DATASET:

========

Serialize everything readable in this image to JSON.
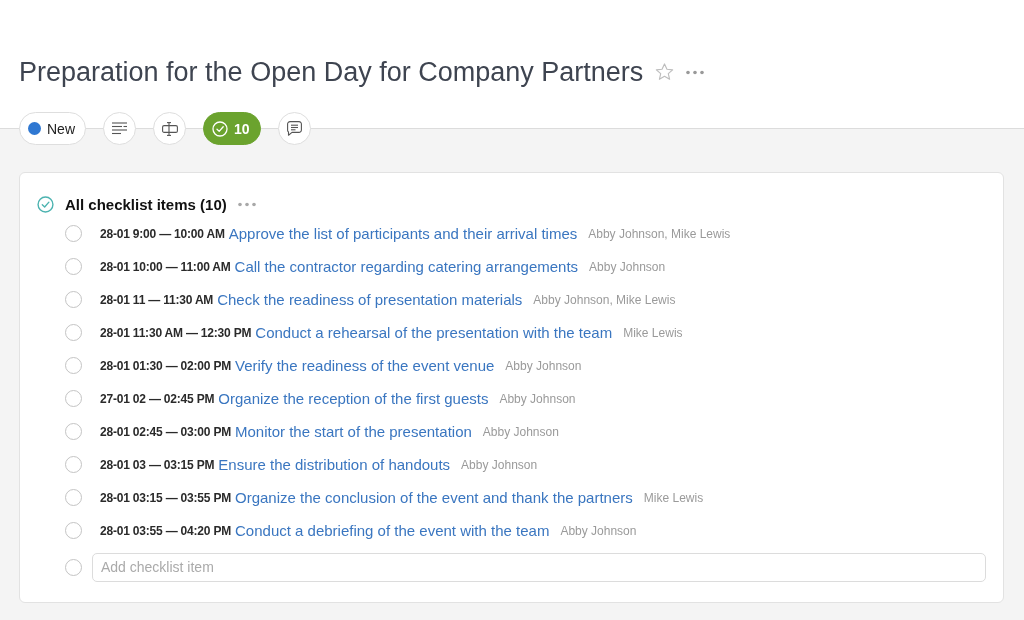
{
  "title": "Preparation for the Open Day for Company Partners",
  "starred": false,
  "tabs": [
    {
      "kind": "status",
      "label": "New",
      "color": "#2f78d2",
      "selected": false
    },
    {
      "kind": "icon",
      "selected": false
    },
    {
      "kind": "icon",
      "selected": false
    },
    {
      "kind": "count",
      "count": "10",
      "selected": true
    },
    {
      "kind": "icon",
      "selected": false
    }
  ],
  "checklist": {
    "title": "All checklist items (10)",
    "items": [
      {
        "checked": false,
        "time": "28-01 9:00 — 10:00 AM",
        "title": "Approve the list of participants and their arrival times",
        "assignees": "Abby Johnson, Mike Lewis"
      },
      {
        "checked": false,
        "time": "28-01 10:00 — 11:00 AM",
        "title": "Call the contractor regarding catering arrangements",
        "assignees": "Abby Johnson"
      },
      {
        "checked": false,
        "time": "28-01 11 — 11:30 AM",
        "title": "Check the readiness of presentation materials",
        "assignees": "Abby Johnson, Mike Lewis"
      },
      {
        "checked": false,
        "time": "28-01 11:30 AM — 12:30 PM",
        "title": "Conduct a rehearsal of the presentation with the team",
        "assignees": "Mike Lewis"
      },
      {
        "checked": false,
        "time": "28-01 01:30 — 02:00 PM",
        "title": "Verify the readiness of the event venue",
        "assignees": "Abby Johnson"
      },
      {
        "checked": false,
        "time": "27-01 02 — 02:45 PM",
        "title": "Organize the reception of the first guests",
        "assignees": "Abby Johnson"
      },
      {
        "checked": false,
        "time": "28-01 02:45 — 03:00 PM",
        "title": "Monitor the start of the presentation",
        "assignees": "Abby Johnson"
      },
      {
        "checked": false,
        "time": "28-01 03 — 03:15 PM",
        "title": "Ensure the distribution of handouts",
        "assignees": "Abby Johnson"
      },
      {
        "checked": false,
        "time": "28-01 03:15 — 03:55 PM",
        "title": "Organize the conclusion of the event and thank the partners",
        "assignees": "Mike Lewis"
      },
      {
        "checked": false,
        "time": "28-01 03:55 — 04:20 PM",
        "title": "Conduct a debriefing of the event with the team",
        "assignees": "Abby Johnson"
      }
    ],
    "new_item": {
      "checked": false,
      "placeholder": "Add checklist item"
    }
  }
}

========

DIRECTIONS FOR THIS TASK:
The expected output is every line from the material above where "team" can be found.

SOLUTION TO THIS EXERCISE:
        "title": "Conduct a rehearsal of the presentation with the team",
        "title": "Conduct a debriefing of the event with the team",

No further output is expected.